Almost half of UK employers are unsure about whether to offer location-based pay in the future, according to XpertHR.
Although location pay is offered by more than half (55%) of the organisations XpertHR surveyed, 44% are uncertain whether this will continue thanks to the shifts in working practices brought about by the pandemic.
The most common form of location-based pay is a London allowance on top of basic pay to account for the higher cost of living in the capital. This is offered by 40% of organisations. Just over a third (36.1%) work on national location-based pay scales depending on where employees are.
The median London weighting payment for inner London employees is £3,775, and £3,250 for outer London. Other common locations for standalone allowances tend to be located in south-east England, such as Reading and Guildford.
Two-thirds of organisations offer location pay in high salary areas because they believe it keeps salaries competitive and helps to recruit staff. One in 10 said they used it to “push down pay bill costs in areas where salaries are lower”.
Despite the move to more remote and hybrid working over the past two years, 79% of companies have made no changes to their location pay.
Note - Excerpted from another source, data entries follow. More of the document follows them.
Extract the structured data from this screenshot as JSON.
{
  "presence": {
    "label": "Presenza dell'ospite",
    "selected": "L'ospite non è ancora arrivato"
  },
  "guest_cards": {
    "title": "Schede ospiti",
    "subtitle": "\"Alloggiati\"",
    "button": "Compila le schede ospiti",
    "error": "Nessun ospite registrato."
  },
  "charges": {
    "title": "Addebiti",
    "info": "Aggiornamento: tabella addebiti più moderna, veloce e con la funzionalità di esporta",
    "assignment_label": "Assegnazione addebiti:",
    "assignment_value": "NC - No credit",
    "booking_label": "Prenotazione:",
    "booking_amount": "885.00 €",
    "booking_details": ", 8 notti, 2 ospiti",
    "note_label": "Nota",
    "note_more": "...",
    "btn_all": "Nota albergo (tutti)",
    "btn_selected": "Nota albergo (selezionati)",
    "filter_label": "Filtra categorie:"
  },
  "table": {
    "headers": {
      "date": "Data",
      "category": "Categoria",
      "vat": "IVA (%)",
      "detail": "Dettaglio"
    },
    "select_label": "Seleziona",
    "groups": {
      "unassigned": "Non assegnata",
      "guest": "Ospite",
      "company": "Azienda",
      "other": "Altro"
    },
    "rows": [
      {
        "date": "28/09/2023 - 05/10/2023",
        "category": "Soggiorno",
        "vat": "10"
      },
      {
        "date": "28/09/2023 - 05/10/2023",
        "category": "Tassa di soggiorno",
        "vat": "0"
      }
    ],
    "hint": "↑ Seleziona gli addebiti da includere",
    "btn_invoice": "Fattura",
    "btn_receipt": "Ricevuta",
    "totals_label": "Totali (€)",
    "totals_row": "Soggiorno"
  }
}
Almost nine in 10 (86%) believe it to be effective in meeting organisational need.
The other 14% are considering how to adapt arrangements to reflect new workplace practices now restrictions are being eased.
Other options include changing allowances so they’re not based on location, reviewing payments for employees who work remotely, and looking at how to support people who have relocated during the pandemic.
Sheila Attwood, pay and reward editor at XpertHR, said: “Remote working is here to stay, and because of its role in recruitment and retention of staff, so too is location pay.
“With some employees no longer operating from the high-cost areas that originally qualified them for a location allowance, employers need to choose how to best adapt their offerings to reflect the current pandemic-influenced labour market.
“Transparency and consistency of any location pay changes is key, including clarity on why it is or is no longer being paid. Employers would benefit from benchmarking their location pay against the market so that it remains cost-effective and they avoid falling behind competitors.”